If hurricanes could play music, they’d sound something like North Carolina’s Tan and Sober Gentlemen.
Whirlwinds onstage and on record, The Tan and Sober Gentlemen headline the return of Bristol’s beloved Border Bash. Presented by Believe in Bristol and slated to stage in downtown Bristol on Friday, June 4, Border Bash marks its 21st year as a spring and summer concert series. East Tennessee’s stellar Loose Leaves open the show.
“I am thrilled to be playing Border Bash — absolutely thrilled,” said Ben Noblit, upright bassist in The Tan and Sober Gentlemen. “We have not really played in Bristol. Hey, Bristol, that’s where it all started.”
And yes, Bristol Rhythm & Roots Reunion officials, Noblit said that he would cherish the opportunity for his band to play the festival. Then again, after a year or so off the road, he said The Tan and Sober Gentlemen are grateful to again play for live audiences.
“Lord, it feels amazing,” Noblit, 29, said by phone last week from a tour stop in Charleston, South Carolina. “It’s good to be back to feeling like us. Now, it’s all well and good.”
As with many bands, The Tan and Sober Gentlemen were not exactly dormant during the pandemic. They recorded new music.
“We made a new record during the pandemic,” Noblit said. “We’re hoping to release it this coming winter.”
Perhaps unsurprisingly, much of the material written for the record does not quite fit into a category marked happy-go-lucky.
“A lot of the tunes were depressing and mournful,” Noblit said. “We recorded a few of those.”
By the time the band formed in 2016, most of the members had known each other for years.
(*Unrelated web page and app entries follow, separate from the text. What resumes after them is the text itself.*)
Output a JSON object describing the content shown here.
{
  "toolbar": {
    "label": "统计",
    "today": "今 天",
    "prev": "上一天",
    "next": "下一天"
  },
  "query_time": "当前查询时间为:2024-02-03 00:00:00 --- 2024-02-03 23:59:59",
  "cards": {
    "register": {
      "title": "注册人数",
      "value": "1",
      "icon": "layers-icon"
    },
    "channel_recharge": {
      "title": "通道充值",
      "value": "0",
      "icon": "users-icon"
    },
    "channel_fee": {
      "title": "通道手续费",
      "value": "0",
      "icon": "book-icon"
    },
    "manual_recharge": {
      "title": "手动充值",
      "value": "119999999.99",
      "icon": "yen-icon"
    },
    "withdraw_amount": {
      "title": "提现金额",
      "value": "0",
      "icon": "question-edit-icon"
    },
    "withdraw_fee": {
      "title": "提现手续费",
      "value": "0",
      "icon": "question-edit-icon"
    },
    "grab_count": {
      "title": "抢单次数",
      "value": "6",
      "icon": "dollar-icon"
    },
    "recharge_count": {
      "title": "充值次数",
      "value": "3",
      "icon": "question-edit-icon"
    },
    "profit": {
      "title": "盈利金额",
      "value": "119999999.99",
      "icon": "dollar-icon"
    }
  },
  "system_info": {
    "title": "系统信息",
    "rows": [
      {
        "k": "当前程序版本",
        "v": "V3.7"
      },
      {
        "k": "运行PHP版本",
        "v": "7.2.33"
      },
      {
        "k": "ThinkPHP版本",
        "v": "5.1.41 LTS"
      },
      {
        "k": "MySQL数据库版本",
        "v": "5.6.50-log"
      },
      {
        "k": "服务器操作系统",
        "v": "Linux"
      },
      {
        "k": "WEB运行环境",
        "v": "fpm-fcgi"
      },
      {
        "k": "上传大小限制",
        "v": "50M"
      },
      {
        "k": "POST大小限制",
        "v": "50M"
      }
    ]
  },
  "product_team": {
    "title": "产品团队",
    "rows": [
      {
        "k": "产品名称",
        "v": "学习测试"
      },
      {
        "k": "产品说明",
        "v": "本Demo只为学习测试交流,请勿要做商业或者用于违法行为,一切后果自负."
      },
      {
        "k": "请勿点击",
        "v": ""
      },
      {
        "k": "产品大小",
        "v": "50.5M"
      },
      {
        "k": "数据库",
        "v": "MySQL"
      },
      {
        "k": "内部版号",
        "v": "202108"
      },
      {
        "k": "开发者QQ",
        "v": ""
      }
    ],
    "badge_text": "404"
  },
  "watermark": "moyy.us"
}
The band morphed into being after multiple nights of what amounted to jam sessions.
Then as now, The Tan and Sober Gentlemen make music that’s a mix of moonshine and rocket fuel. It’s wild and free bluegrass mated with punk rock. Incorporated with unabashed Gaelic, they thrive from a hammer-down style.
“We’re not trying to break any musical ground,” Noblit said. “We’re just playing old tunes and new tunes that sound like old tunes.”
For evidence, spin their version of the classic, “Rabbit in a Log.” It’s Jimmy Martin and Ralph Stanley turned into a pair of Mr. Hydes, red-eyed and rocking with wild and reckless abandon.
“We’re playing music that you can listen to and have fun with,” Noblit said. “Play it hard, play it fast!”
Corks popped from a jug, The Tan and Sober Gentlemen come liquored in lyrics not exactly rendered for thought. They’re a cut-loose band made for a cut-loose crowd.
Onstage, they’re as happy as a moonshiner in the light of a silvery moon.
“It feels like everything is right in the world,” Noblit said. “Playing music with these people is what I was put in this world to do. I am very, very blessed.”
Tom Netherland is a freelance writer. He may be reached at firstname.lastname@example.org.